* _ASSIGNMENT_:
Search the entries below for "Shipment". Report each line where it occurs.

* _SUPPLIED DATA_:
######

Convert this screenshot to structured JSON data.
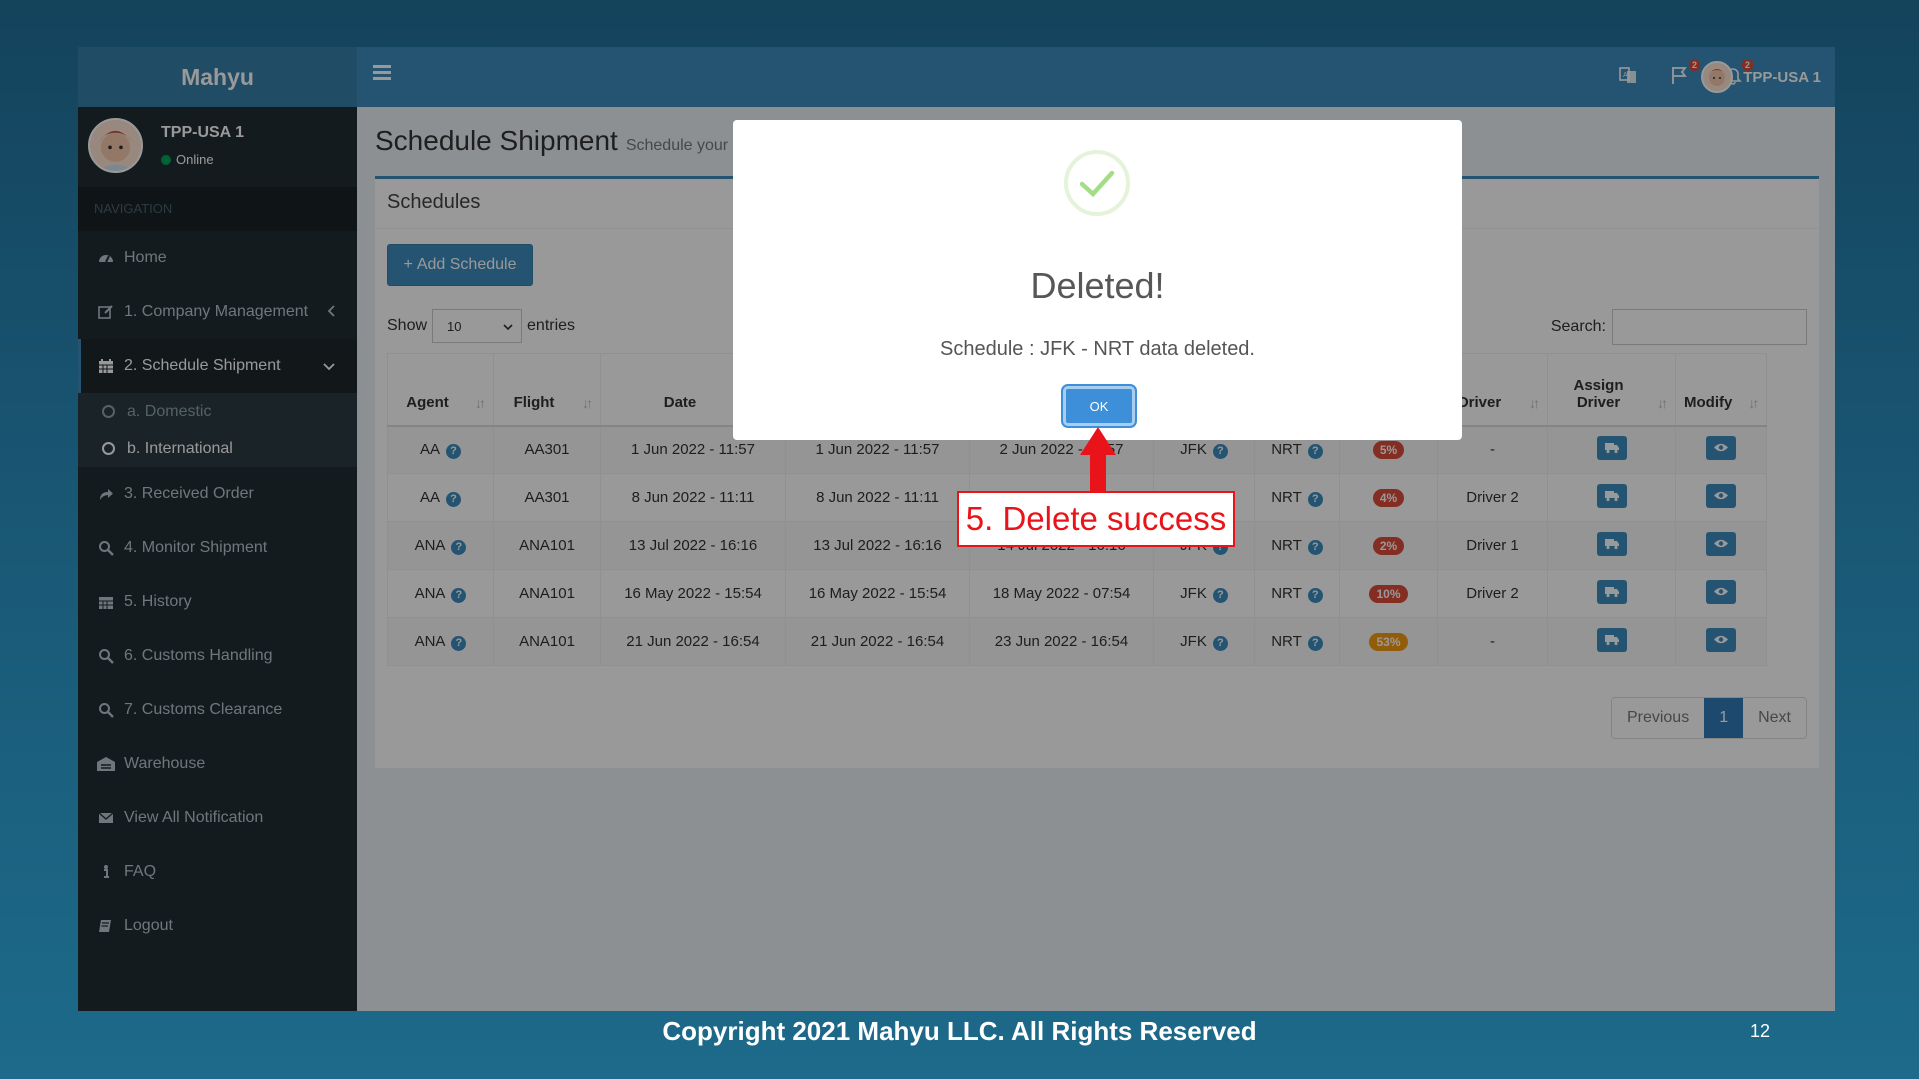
{
  "app": {
    "logo": "Mahyu"
  },
  "topbar": {
    "user_name": "TPP-USA 1",
    "flag_count": "2",
    "bell_count": "2"
  },
  "sidebar": {
    "user_name": "TPP-USA 1",
    "status": "Online",
    "nav_header": "NAVIGATION",
    "items": [
      {
        "label": "Home",
        "icon": "dashboard-icon"
      },
      {
        "label": "1. Company Management",
        "icon": "edit-icon"
      },
      {
        "label": "2. Schedule Shipment",
        "icon": "calendar-icon"
      },
      {
        "label": "3. Received Order",
        "icon": "share-icon"
      },
      {
        "label": "4. Monitor Shipment",
        "icon": "search-icon"
      },
      {
        "label": "5. History",
        "icon": "calendar-icon"
      },
      {
        "label": "6. Customs Handling",
        "icon": "search-icon"
      },
      {
        "label": "7. Customs Clearance",
        "icon": "search-icon"
      },
      {
        "label": "Warehouse",
        "icon": "warehouse-icon"
      },
      {
        "label": "View All Notification",
        "icon": "envelope-icon"
      },
      {
        "label": "FAQ",
        "icon": "info-icon"
      },
      {
        "label": "Logout",
        "icon": "book-icon"
      }
    ],
    "sub_items": [
      {
        "label": "a. Domestic"
      },
      {
        "label": "b. International"
      }
    ]
  },
  "page": {
    "title": "Schedule Shipment",
    "subtitle": "Schedule your"
  },
  "box": {
    "title": "Schedules",
    "add_button": "Add Schedule",
    "show_label": "Show",
    "entries_label": "entries",
    "page_length": "10",
    "search_label": "Search:"
  },
  "table": {
    "headers": [
      "Agent",
      "Flight",
      "Date",
      "",
      "",
      "",
      "",
      "",
      "Driver",
      "Assign Driver",
      "Modify"
    ],
    "rows": [
      {
        "agent": "AA",
        "flight": "AA301",
        "date": "1 Jun 2022 - 11:57",
        "d2": "1 Jun 2022 - 11:57",
        "d3": "2 Jun 2022 - 11:57",
        "from": "JFK",
        "to": "NRT",
        "progress": "5%",
        "progress_color": "#dd4b39",
        "driver": "-"
      },
      {
        "agent": "AA",
        "flight": "AA301",
        "date": "8 Jun 2022 - 11:11",
        "d2": "8 Jun 2022 - 11:11",
        "d3": "",
        "from": "",
        "to": "NRT",
        "progress": "4%",
        "progress_color": "#dd4b39",
        "driver": "Driver 2"
      },
      {
        "agent": "ANA",
        "flight": "ANA101",
        "date": "13 Jul 2022 - 16:16",
        "d2": "13 Jul 2022 - 16:16",
        "d3": "14 Jul 2022 - 16:16",
        "from": "JFK",
        "to": "NRT",
        "progress": "2%",
        "progress_color": "#dd4b39",
        "driver": "Driver 1"
      },
      {
        "agent": "ANA",
        "flight": "ANA101",
        "date": "16 May 2022 - 15:54",
        "d2": "16 May 2022 - 15:54",
        "d3": "18 May 2022 - 07:54",
        "from": "JFK",
        "to": "NRT",
        "progress": "10%",
        "progress_color": "#dd4b39",
        "driver": "Driver 2"
      },
      {
        "agent": "ANA",
        "flight": "ANA101",
        "date": "21 Jun 2022 - 16:54",
        "d2": "21 Jun 2022 - 16:54",
        "d3": "23 Jun 2022 - 16:54",
        "from": "JFK",
        "to": "NRT",
        "progress": "53%",
        "progress_color": "#f39c12",
        "driver": "-"
      }
    ]
  },
  "pagination": {
    "previous": "Previous",
    "current": "1",
    "next": "Next"
  },
  "modal": {
    "title": "Deleted!",
    "text": "Schedule : JFK - NRT data deleted.",
    "ok": "OK"
  },
  "callout": {
    "text": "5. Delete success",
    "color": "#e8141a"
  },
  "footer": {
    "copyright": "Copyright 2021 Mahyu LLC. All Rights Reserved",
    "page_number": "12"
  }
}
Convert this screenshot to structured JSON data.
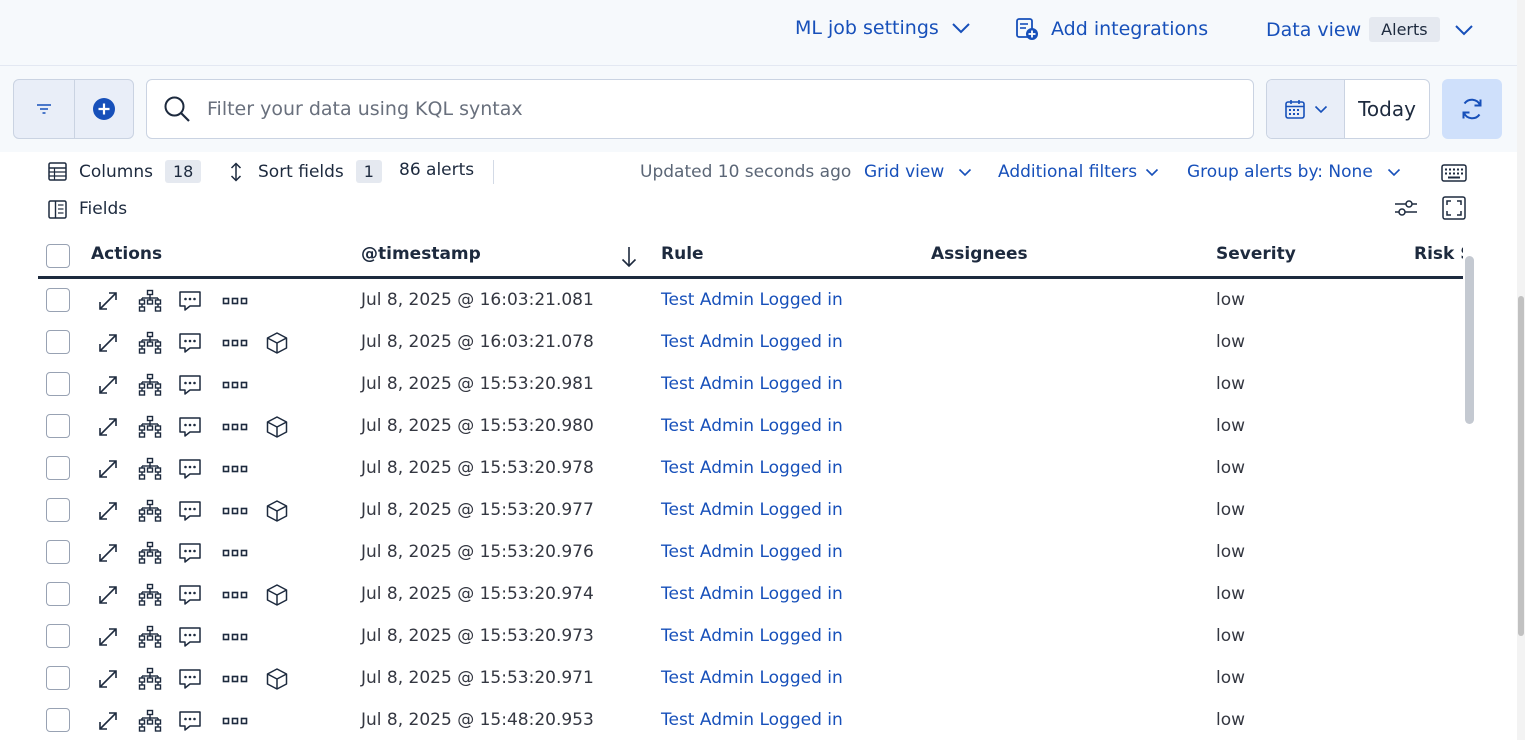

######

* _RESPONSE TO THIS EXERCISE_:
        "label": "2. Schedule Shipment",
        "label": "4. Monitor Shipment",
    "title": "Schedule Shipment",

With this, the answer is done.